The Breadwinner does something else. A fantastical myth, woven through the propulsive main story, serves as a distraction to the characters in their most distressed moments. Story as lesson. Story as history. Also, story as entertainment. Story as escape. There's a great deal packed into this boldly composed feature.
Parvana (voiced by Saara Chaudry), a young girl from Kabul, spends her days flogging anything saleable in the streets with her disabled dad Nurullah. Injured in the war with the Soviets, Nurullah is arrested after a misunderstanding with a young Taliban firebrand, and Parvana, whose brother has died years earlier, finds herself compelled to support the family. But girls are barely permitted to leave their homes. A solution announces itself. Our heroine dresses as a boy, identifies herself as her own cousin and starts to accumulate useful little jobs.
When not risking her life in the unfriendly streets, she entertains her young brother Zaki with the story of a man seeking to recover vital seeds from the possession of a sinister Elephant King. Hence the escapism.
If the previous Cartoon Saloon features, Song of the Sea and The Secret of Kells, had a flaw, it was a lack of discipline in their narrative structure. Despite its frequent diversions into high fantasy, The Breadwinner has greater momentum and a more secure story arc. We know we are inexorably heading towards the prison where Nurullah is held.
Sense of restraint
The animation has always been gorgeous in the studio’s films, and that is again the case here. There is, however, a greater sense of restraint to those visuals. The main story is told in muted, flat shades – intercut with “pillow shots” of phone wires and ragged roofs – that allow the story to unfold in uncluttered, lucid fashion. The Elephant King yarn is cleverly rendered in the style of stop-motion cut-outs that edge us towards whimsy and fantasy. In these fashions, the visual aesthetic neatly echoes the narrative purpose.
These days, western film-makers tackling such stories can get grief for indulging in cultural appropriation. There is nothing the team behind The Breadwinner, which includes producer Angelina Jolie, can do about their own racial origins, but their sincerity of purpose and sympathy for the misused cannot be questioned. Mychael Danna and Jeff Danna – the former an Oscar-winner for Life of Pi – add to the richness of the package with an evocative score that draws influences from the region.

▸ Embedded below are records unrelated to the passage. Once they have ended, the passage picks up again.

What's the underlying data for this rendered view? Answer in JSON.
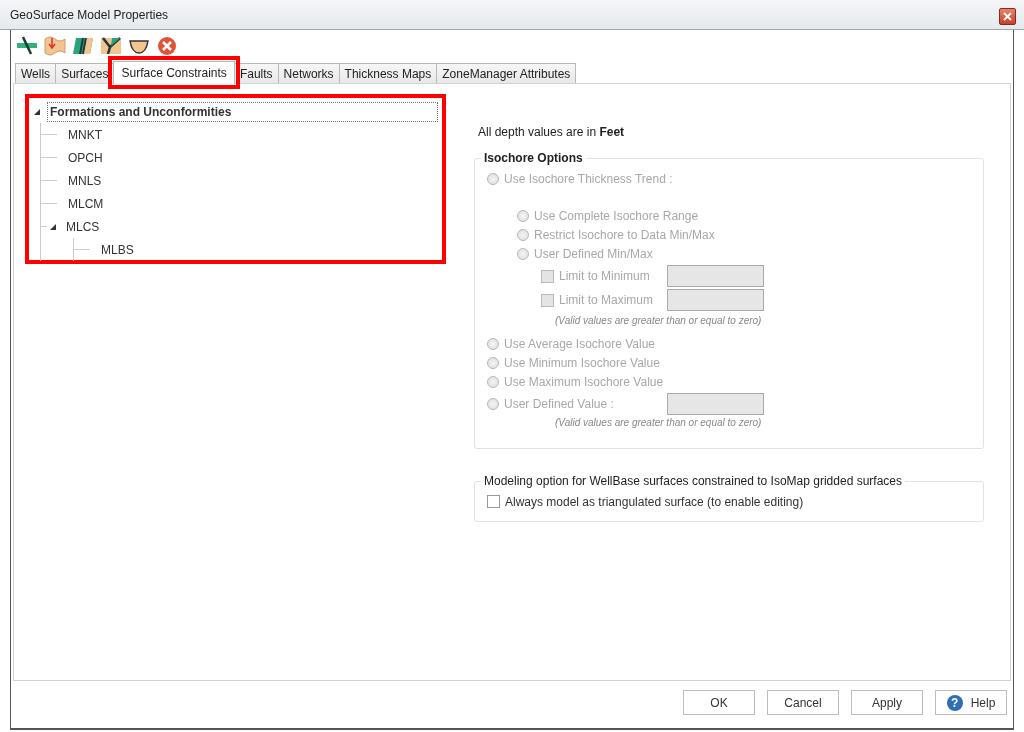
{
  "window": {
    "title": "GeoSurface Model Properties"
  },
  "toolbar": [
    {
      "kind": "cross-line"
    },
    {
      "kind": "map"
    },
    {
      "kind": "fault-block"
    },
    {
      "kind": "v-block"
    },
    {
      "kind": "bowl"
    },
    {
      "kind": "cancel"
    }
  ],
  "tabs": [
    {
      "label": "Wells",
      "selected": false,
      "highlighted": false
    },
    {
      "label": "Surfaces",
      "selected": false,
      "highlighted": false
    },
    {
      "label": "Surface Constraints",
      "selected": true,
      "highlighted": true
    },
    {
      "label": "Faults",
      "selected": false,
      "highlighted": false
    },
    {
      "label": "Networks",
      "selected": false,
      "highlighted": false
    },
    {
      "label": "Thickness Maps",
      "selected": false,
      "highlighted": false
    },
    {
      "label": "ZoneManager Attributes",
      "selected": false,
      "highlighted": false
    }
  ],
  "tree": {
    "highlighted": true,
    "items": [
      {
        "label": "Formations and Unconformities",
        "selected": true,
        "expanded": true,
        "children": [
          {
            "label": "MNKT",
            "selected": false
          },
          {
            "label": "OPCH",
            "selected": false
          },
          {
            "label": "MNLS",
            "selected": false
          },
          {
            "label": "MLCM",
            "selected": false
          },
          {
            "label": "MLCS",
            "selected": false,
            "expanded": true,
            "children": [
              {
                "label": "MLBS",
                "selected": false
              }
            ]
          }
        ]
      }
    ]
  },
  "units_note": "All depth values are in **Feet**",
  "isochore_options": {
    "title": "Isochore Options",
    "disabled": true,
    "items": [
      {
        "kind": "radio",
        "label": "Use Isochore Thickness Trend :",
        "selected": false,
        "children": [
          {
            "kind": "radio",
            "label": "Use Complete Isochore Range",
            "selected": false
          },
          {
            "kind": "radio",
            "label": "Restrict Isochore to Data Min/Max",
            "selected": false
          },
          {
            "kind": "radio",
            "label": "User Defined Min/Max",
            "selected": false,
            "children": [
              {
                "kind": "checkbox-field",
                "label": "Limit to Minimum",
                "checked": false
              },
              {
                "kind": "checkbox-field",
                "label": "Limit to Maximum",
                "checked": false
              },
              {
                "kind": "note",
                "text": "(Valid values are greater than or equal to zero)"
              }
            ]
          }
        ]
      },
      {
        "kind": "radio",
        "label": "Use Average Isochore Value",
        "selected": false
      },
      {
        "kind": "radio",
        "label": "Use Minimum Isochore Value",
        "selected": false
      },
      {
        "kind": "radio",
        "label": "Use Maximum Isochore Value",
        "selected": false
      },
      {
        "kind": "radio-field",
        "label": "User Defined Value :",
        "selected": false
      },
      {
        "kind": "note",
        "text": "(Valid values are greater than or equal to zero)"
      }
    ]
  },
  "modeling_option": {
    "title": "Modeling option for WellBase surfaces constrained to IsoMap gridded surfaces",
    "items": [
      {
        "kind": "checkbox",
        "label": "Always model as triangulated surface (to enable editing)",
        "checked": false
      }
    ]
  },
  "buttons": [
    {
      "kind": "plain",
      "label": "OK"
    },
    {
      "kind": "plain",
      "label": "Cancel"
    },
    {
      "kind": "plain",
      "label": "Apply"
    },
    {
      "kind": "help",
      "label": "Help",
      "icon": "?"
    }
  ]
}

The Breadwinner may suffer from the suspicion that it looks "good for you". It is certainly morally sound and socially responsible. But it also remembers to have fun. Stories really do serve many purposes.